It was positive to see that many improvements have been made since our previous inspection in September 2022, with many areas of good practice noted. However, an area of ongoing challenge remains around efforts to improve the culture and morale amongst staff. Significant improvement has been made, but due to immediate patient safety risks identified during the inspection an immediate assurance notice was issued to address the low staffing levels on night shifts, and to ensure that cupboards containing hazardous substances are securely locked. 

Inspectors completed the unannounced inspection of the hospital’s maternity services across three consecutive days in January 2024, focusing on Ward 21, which provides antenatal and postnatal care, as well as induction of labour. Also included in the inspection were the Labour Ward, Day Assessment Unit and the Triage Assessment Area.

It was noted that staff at all levels were working hard to provide a positive experience for women and birthing people. The interactions observed during the inspection were respectful, and professional towards patients and their families. There were adequate facilities and amenities within the unit, and when asked, the majority of the patients told us they were treated with dignity, compassion, and kindness. 

Inspectors saw evidence of patient choices being listened to and actioned, including if these fell outside of national guidance and pathways. These choices were then risk assessed and planned, which inspectors noted as good practice.

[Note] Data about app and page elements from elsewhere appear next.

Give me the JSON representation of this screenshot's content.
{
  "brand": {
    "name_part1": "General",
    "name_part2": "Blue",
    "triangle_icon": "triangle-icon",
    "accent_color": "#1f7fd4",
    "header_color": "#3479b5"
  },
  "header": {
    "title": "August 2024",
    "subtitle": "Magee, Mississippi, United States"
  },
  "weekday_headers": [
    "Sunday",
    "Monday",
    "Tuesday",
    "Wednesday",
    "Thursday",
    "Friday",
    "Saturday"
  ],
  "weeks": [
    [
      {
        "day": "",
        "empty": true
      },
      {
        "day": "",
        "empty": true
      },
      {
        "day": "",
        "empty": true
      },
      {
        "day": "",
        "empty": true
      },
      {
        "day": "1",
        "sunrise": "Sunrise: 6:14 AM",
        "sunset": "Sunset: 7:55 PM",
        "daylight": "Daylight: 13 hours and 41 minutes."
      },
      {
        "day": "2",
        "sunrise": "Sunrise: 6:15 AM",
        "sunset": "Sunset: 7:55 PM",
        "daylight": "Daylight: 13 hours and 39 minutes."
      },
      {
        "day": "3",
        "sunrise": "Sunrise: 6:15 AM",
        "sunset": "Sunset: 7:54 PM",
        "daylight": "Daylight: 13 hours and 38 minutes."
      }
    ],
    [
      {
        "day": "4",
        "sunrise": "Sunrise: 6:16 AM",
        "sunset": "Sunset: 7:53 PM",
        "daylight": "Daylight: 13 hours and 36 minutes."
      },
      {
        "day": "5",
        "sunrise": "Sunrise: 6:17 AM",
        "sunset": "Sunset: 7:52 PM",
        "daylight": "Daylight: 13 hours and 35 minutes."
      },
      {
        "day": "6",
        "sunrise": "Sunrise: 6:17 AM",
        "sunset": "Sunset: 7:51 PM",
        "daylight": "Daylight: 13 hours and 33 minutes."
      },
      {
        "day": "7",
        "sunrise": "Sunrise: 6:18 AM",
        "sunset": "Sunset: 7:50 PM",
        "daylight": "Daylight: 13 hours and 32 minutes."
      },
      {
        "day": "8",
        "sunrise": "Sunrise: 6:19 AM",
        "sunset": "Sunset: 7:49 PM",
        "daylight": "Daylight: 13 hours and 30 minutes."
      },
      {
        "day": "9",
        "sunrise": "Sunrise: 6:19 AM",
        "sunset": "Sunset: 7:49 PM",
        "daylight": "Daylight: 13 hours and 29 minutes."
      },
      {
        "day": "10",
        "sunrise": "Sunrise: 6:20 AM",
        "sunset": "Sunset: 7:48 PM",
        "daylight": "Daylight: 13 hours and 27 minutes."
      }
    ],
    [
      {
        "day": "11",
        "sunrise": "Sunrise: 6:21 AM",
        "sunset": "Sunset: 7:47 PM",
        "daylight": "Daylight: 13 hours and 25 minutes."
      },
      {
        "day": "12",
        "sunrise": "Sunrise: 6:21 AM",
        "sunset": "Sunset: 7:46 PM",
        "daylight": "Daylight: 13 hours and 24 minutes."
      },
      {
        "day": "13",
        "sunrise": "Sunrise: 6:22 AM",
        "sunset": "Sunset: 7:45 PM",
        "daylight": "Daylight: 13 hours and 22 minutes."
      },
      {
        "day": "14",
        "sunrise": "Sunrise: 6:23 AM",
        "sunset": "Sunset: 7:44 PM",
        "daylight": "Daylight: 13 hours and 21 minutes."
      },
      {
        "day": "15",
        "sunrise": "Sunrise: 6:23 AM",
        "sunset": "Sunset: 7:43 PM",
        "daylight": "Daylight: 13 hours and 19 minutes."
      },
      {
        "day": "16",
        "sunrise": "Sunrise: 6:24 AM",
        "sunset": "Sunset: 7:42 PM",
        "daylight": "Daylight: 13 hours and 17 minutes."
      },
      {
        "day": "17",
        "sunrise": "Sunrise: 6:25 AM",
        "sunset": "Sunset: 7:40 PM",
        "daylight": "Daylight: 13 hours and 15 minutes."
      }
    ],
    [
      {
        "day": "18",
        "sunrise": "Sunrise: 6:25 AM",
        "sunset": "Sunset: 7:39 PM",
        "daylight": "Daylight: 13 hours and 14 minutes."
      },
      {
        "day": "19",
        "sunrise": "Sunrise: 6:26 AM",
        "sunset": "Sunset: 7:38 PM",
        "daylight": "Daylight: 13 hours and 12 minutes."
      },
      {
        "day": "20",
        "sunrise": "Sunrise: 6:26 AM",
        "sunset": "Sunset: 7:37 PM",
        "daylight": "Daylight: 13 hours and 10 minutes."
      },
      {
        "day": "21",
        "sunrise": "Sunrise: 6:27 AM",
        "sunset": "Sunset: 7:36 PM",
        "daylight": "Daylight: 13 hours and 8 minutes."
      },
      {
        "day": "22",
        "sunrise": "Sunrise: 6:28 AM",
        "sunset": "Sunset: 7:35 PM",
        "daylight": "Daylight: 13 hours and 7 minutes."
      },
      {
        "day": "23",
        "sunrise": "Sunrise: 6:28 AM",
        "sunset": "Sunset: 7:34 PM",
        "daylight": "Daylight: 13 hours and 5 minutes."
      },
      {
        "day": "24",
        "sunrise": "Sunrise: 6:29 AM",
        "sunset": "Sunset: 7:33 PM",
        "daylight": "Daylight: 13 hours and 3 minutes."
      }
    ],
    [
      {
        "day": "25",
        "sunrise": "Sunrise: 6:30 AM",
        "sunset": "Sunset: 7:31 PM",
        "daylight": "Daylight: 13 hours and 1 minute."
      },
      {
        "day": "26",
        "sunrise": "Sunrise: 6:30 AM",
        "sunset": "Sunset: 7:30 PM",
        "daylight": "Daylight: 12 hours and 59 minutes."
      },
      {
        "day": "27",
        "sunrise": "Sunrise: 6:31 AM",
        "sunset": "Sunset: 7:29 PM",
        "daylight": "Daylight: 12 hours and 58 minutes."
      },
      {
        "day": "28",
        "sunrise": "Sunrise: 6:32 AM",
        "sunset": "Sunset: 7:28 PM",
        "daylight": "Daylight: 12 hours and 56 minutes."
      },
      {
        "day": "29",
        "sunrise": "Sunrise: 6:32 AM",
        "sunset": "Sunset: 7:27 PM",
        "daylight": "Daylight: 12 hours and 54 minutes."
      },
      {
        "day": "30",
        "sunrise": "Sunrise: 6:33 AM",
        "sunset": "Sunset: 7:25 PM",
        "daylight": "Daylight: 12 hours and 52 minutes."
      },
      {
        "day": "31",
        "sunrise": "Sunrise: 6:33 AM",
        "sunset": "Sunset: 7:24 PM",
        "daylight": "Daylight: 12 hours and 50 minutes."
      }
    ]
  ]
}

There were specialist midwives available at the unit to support patients and their families who needed additional support. Inspectors saw individualised care throughout, including advocacy arrangements in place. When asked, patients told us that although the unit was very busy, staff still tended to their needs in a timely manner. However, when inspectors reviewed patient records, they found pain relief administration was sometimes delayed, which was attributed to the unit’s low staffing levels. 

There were sufficient security measures in place to ensure babies were safe and secure in the unit, alongside effective infection and prevention control measures throughout the wards. Governance of the department was robust, and there were many examples of effective and efficient multidisciplinary team working. The rate of mandatory training compliance for staff was excellent, including bereavement and equality, diversity, and inclusion training. 

Senior managers described a wide range of initiatives that have and continue to take place to support well-being and engagement with staff. However, when asked, staff told us there was a perceived lack of engagement and visibility amongst management within the unit. It was disappointing to find that the comments from staff were similar to the ones made during our previous inspection, including concerns around low staffing levels leading to a negative impact on their personal well-being. 

Chief Executive of Healthcare Inspectorate Wales, Alun Jones said:

‘It was positive to see significant improvement has been made since our previous inspection, with many instances of good practice. However, the health board must ensure there is adequate resourcing on the wards, which could in turn have a positive impact on staff moral and well-being. We will continue to engage with Cwm Taf Morgannwg University Health Board to ensure there is sustained progress against our findings.’